A WORKING group will review the allocation of nursery places in Fife following complaints by parents.

Dunfermline councillor Helen Law, who has been critical of Fife Council’s handling of the process, hopes new priorities will be established that are “more suitable” to the needs of families.

She said: "There may be places available but that doesn’t mean they are accessible. Even the greatest nursery provision in the world is no use if it’s not going to work for families so let’s try and get it right next year.

“However, it is still disappointing that it wasn’t right the first time because it has caused a lot of upset and that is unacceptable.”

As previously reported, many parents were left upset after being offered placements for their child that were not their preferred choice or were considered unacceptable.

Last week's policy and co-ordination committee was told that out of 5,901 applications, 135 families were still without a place to start in August at a Fife Council nursery, after refusing what had been offered or choosing to go with another provider.

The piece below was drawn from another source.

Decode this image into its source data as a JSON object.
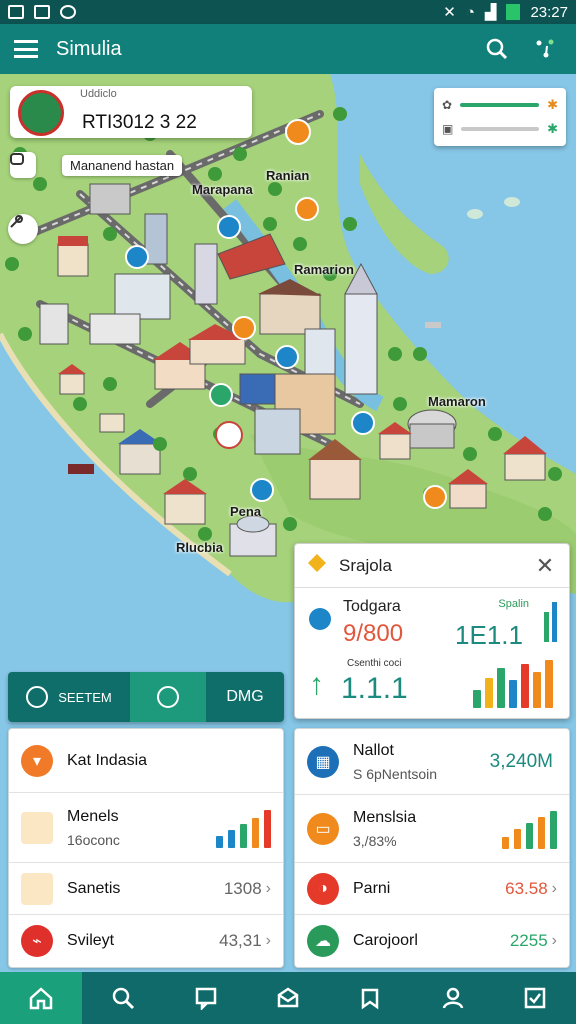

Education chiefs are continuing to help families without a place and a group of councillors will evaluate priorities for next year’s allocation process.

Cllr Law said: “We need to look at the whole situation and I suggest we establish a link between where children go to nursery and school.

“It doesn’t need to be legally binding as catchments are for school provision but we need to some degree recognise where a child will be going after nursery.

“COVID has exaggerated the fact we need to work locally and it must be helpful to have children going to the same school and nursery. I accept Fife Council cannot satisfy everyone but there should be the expectation that you go to your local nursery. There has been a concentration on the directives of the Scottish Government and we need to come up with something more suitable to the needs of families.”

Back in May, 385 children were told they didn’t have a place for August while others were informed they could not return to the nursery they were attending and must now go elsewhere.

More families have accepted place as the process has gone on but there was criticism that priority was not given to youngsters attending a nursery where there was an elder sibling at the attached school.

Cllr Law said: “It’s a broken concept that needs to be reviewed. Since the start of the year, I have been saying that this is not going to work and I tried to do something but unfortunately the meeting was cancelled. Some of the original folk that were not happy, they've been able to accommodate but it hasn’t worked for everyone."

Due to COVID-19, councils are no longer obliged to offer 1,140 hours of free childcare provision to three- and four-year-olds, and eligible two-year-olds, from August.

However, the council has already allocated the nursery places for the new system and will offer a mix of 600 and 1,140 hours during the changeover.

The committee was told that 14 nurseries will provide 600 hours from August and Cllr Law said there should be an increase in the number of places at these premises.

Education chiefs have repeatedly stressed that the high number on the waiting list did not reflect dissatisfaction with the process.

Shelagh McLean, head of education and children’s services, said the position will change over the summer, with all applicants kept up-to-date of their situation.